For a small/new/family-run wine shop like Color de Vino, having an agent host relieves a lot of the burden and work associated with tastings: they don’t have to worry about selecting/researching the wines, not to mention actually speaking about them; instead, their time is freed up to handle logistics like setting up and tearing down all the furniture and stemware, pouring the wine, serving the food, clearing the glasses.
Here are my tasting notes on the evening’s wines:
2013 Fezas Java Le Blanc Bonheur Côtes de Gascogne (France) $16
I bet even your nerdy wine friends (or geeky self) haven’t had a wine from Gascony. Gooseberry, fresh lemon pulp, fresh green herbs: you could easily trick someone into thinking this was a Marlborough Sauvignon Blanc. Lemon candy on the palate, cleansed by high acidity. Pair with goat cheese. Very good bargain at $16, especially with the New Zealand Sauvignons creeping up in price: this is a great alternative.
2013 Patz & Hall Chardonnay (Sonoma, California, US) $37
This is my favourite style of Chardonnay: judiciously oaked, with the toastiness balanced by solid acidity. Nose of buttery pastry, tapioca, a touch of baking spice, and toasty French oak that carries through to the palate, which finishes with white pepper spice.
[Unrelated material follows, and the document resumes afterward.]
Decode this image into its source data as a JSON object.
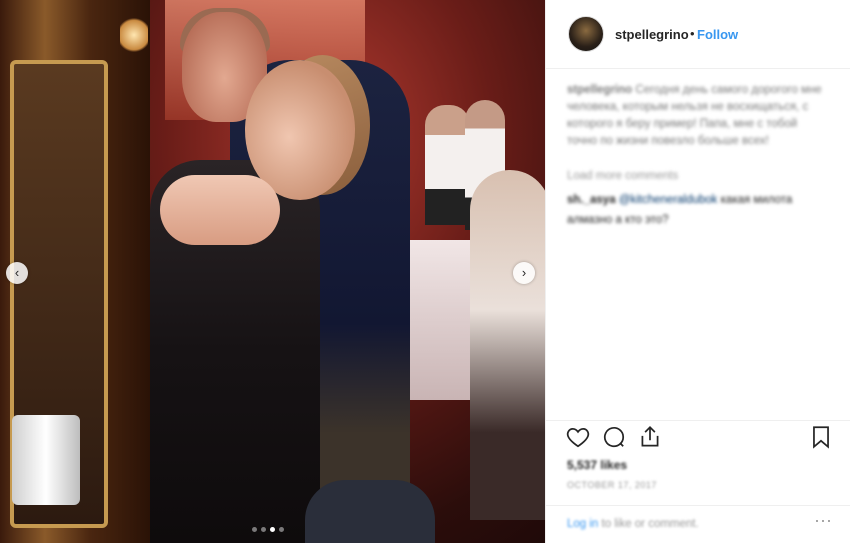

Good with fatty cold cuts like prosciutto (speaking from personal experience).
2012 Animus Tinto (Douro, Portugal) $17
Portugal is a rising star in the wine world: they dominated the Wine Spectator’s Top 100 list this year. I’ve long known that Portugal’s dry reds are often one of the best values in the wine world. As much as I appreciate the recognition they’re starting to receive, I’m also afraid this will result in a price hike over the next few years.
The Animus shows upfront red fruit on the nose with a touch of earthy lake weed. (This sounds gross but it’s not, and I’m certain it’s just my own weird olfactory/limbic connection – no one else is gonna smell this, so don’t be afraid that this wine reeks of swamp or anything like that.) The palate has red fruit that gives way to bone dry, slate-y mineral, which might be surprising after smelling a nose so reminiscent of ruby port. (This wine is made from the same blend of grapes as port: Tinta Roriz/Tempranillo, Touriga Nacional and Touriga Franca.) A touch rustic, but still very approachable and crowd-pleasing.
The winemakers behind this bottle have a great story: they are 17th generation (!) winemakers – the longest unbroken winemaking family on the planet, previously responsible for the renowned Quinta do Noval vintage port.
2010 Allegrini Amarone della Valpolicella (Veneto, Italy) $95
Prepare to be totally ruined: yes, this wine is expensive and yes, it’s worth it. Actually, that just-under-$100 price tag is completely reasonable for an Amarone of this calibre. The nose is classic: dried fig, dates and prunes, with red licorice and forest flowers. (I’m not sure exactly what that means either: it just reminded me of smelling the aged floral quality of a mixed wood forest in late summer. Make of that what you will.) The seemingly sweet fruits on the nose are belied by a bracingly dry palate with red licorce fruit, drying white pepper and tobacco/cigar box. With a chiseled yet elegant structure and high tannin, this could easily age for decades. You’ll drink it before then, though.
Quinta do Infantado Ruby Port (Douro, Portugal) $23
This is a basic but solid ruby port: nothing special but fairly well-structured; a touch cloying. The winemakers use very natural processes (no filtering) and fortify their ports with a slow inoculation of grape spirit as opposed to the usual big bang all at once.
Barão de Vilar 20 Year Old Tawny Port (Douro, Portugal) $76
Taste this tawny and never drink Fladgate again: beautiful golden tawny hue with a nose of rum raisin cake, cigar box, nutty baklava; tingly caramel butterscotch on the palate with surprisingly high acid, making it warmingly oxidative yet bright. Super long finish. Fuck yeah.